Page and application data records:
# # # #

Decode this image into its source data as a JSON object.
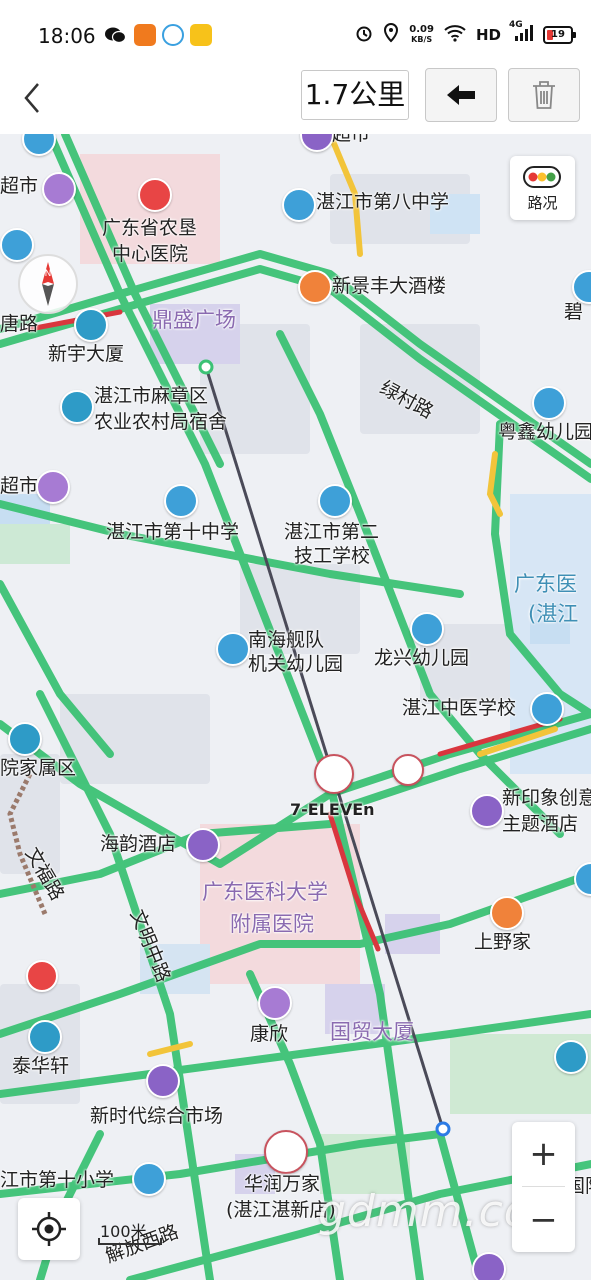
{
  "status_bar": {
    "time": "18:06",
    "net_speed": "0.09",
    "net_unit": "KB/S",
    "hd": "HD",
    "network": "4G",
    "battery": "19"
  },
  "toolbar": {
    "distance": "1.7公里"
  },
  "map": {
    "labels": {
      "chaoshi_top": "超市",
      "chaoshi_left": "超市",
      "chaoshi_left2": "超市",
      "hospital_line1": "广东省农垦",
      "hospital_line2": "中心医院",
      "school8": "湛江市第八中学",
      "restaurant": "新景丰大酒楼",
      "dingsheng": "鼎盛广场",
      "tang_road": "唐路",
      "xinyu": "新宇大厦",
      "dorm_line1": "湛江市麻章区",
      "dorm_line2": "农业农村局宿舍",
      "lvcun": "绿村路",
      "yuexin": "粤鑫幼儿园",
      "bi": "碧",
      "school10": "湛江市第十中学",
      "tech_line1": "湛江市第二",
      "tech_line2": "技工学校",
      "gdy_line1": "广东医",
      "gdy_line2": "(湛江",
      "navy_line1": "南海舰队",
      "navy_line2": "机关幼儿园",
      "longxing": "龙兴幼儿园",
      "tcm": "湛江中医学校",
      "family": "院家属区",
      "seven": "7-ELEVEn",
      "xinyinxiang_line1": "新印象创意",
      "xinyinxiang_line2": "主题酒店",
      "haiyun": "海韵酒店",
      "wenfu_road": "文福路",
      "wenming_road": "文明中路",
      "hospital2_line1": "广东医科大学",
      "hospital2_line2": "附属医院",
      "shangye": "上野家",
      "kangxin": "康欣",
      "guomao": "国贸大厦",
      "taihua": "泰华轩",
      "market": "新时代综合市场",
      "primary10": "江市第十小学",
      "runwan_line1": "华润万家",
      "runwan_line2": "(湛江湛新店)",
      "jiefang": "解放西路",
      "guoji": "国际"
    },
    "traffic_label": "路况",
    "scale_label": "100米",
    "zoom_in": "+",
    "zoom_out": "−",
    "watermark": "gdmm.com",
    "colors": {
      "road_smooth": "#3cc275",
      "road_slow": "#f2c43a",
      "road_congested": "#d9363e",
      "measure_line": "#4a4a58"
    }
  }
}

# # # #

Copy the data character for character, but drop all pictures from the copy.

Decode this image into its source data as a JSON object.
{
  "status_bar": {
    "time": "18:06",
    "net_speed": "0.09",
    "net_unit": "KB/S",
    "hd": "HD",
    "network": "4G",
    "battery": "19"
  },
  "toolbar": {
    "distance": "1.7公里"
  },
  "map": {
    "labels": {
      "chaoshi_top": "超市",
      "chaoshi_left": "超市",
      "chaoshi_left2": "超市",
      "hospital_line1": "广东省农垦",
      "hospital_line2": "中心医院",
      "school8": "湛江市第八中学",
      "restaurant": "新景丰大酒楼",
      "dingsheng": "鼎盛广场",
      "tang_road": "唐路",
      "xinyu": "新宇大厦",
      "dorm_line1": "湛江市麻章区",
      "dorm_line2": "农业农村局宿舍",
      "lvcun": "绿村路",
      "yuexin": "粤鑫幼儿园",
      "bi": "碧",
      "school10": "湛江市第十中学",
      "tech_line1": "湛江市第二",
      "tech_line2": "技工学校",
      "gdy_line1": "广东医",
      "gdy_line2": "(湛江",
      "navy_line1": "南海舰队",
      "navy_line2": "机关幼儿园",
      "longxing": "龙兴幼儿园",
      "tcm": "湛江中医学校",
      "family": "院家属区",
      "seven": "7-ELEVEn",
      "xinyinxiang_line1": "新印象创意",
      "xinyinxiang_line2": "主题酒店",
      "haiyun": "海韵酒店",
      "wenfu_road": "文福路",
      "wenming_road": "文明中路",
      "hospital2_line1": "广东医科大学",
      "hospital2_line2": "附属医院",
      "shangye": "上野家",
      "kangxin": "康欣",
      "guomao": "国贸大厦",
      "taihua": "泰华轩",
      "market": "新时代综合市场",
      "primary10": "江市第十小学",
      "runwan_line1": "华润万家",
      "runwan_line2": "(湛江湛新店)",
      "jiefang": "解放西路",
      "guoji": "国际"
    },
    "traffic_label": "路况",
    "scale_label": "100米",
    "zoom_in": "+",
    "zoom_out": "−",
    "watermark": "gdmm.com",
    "colors": {
      "road_smooth": "#3cc275",
      "road_slow": "#f2c43a",
      "road_congested": "#d9363e",
      "measure_line": "#4a4a58"
    }
  }
}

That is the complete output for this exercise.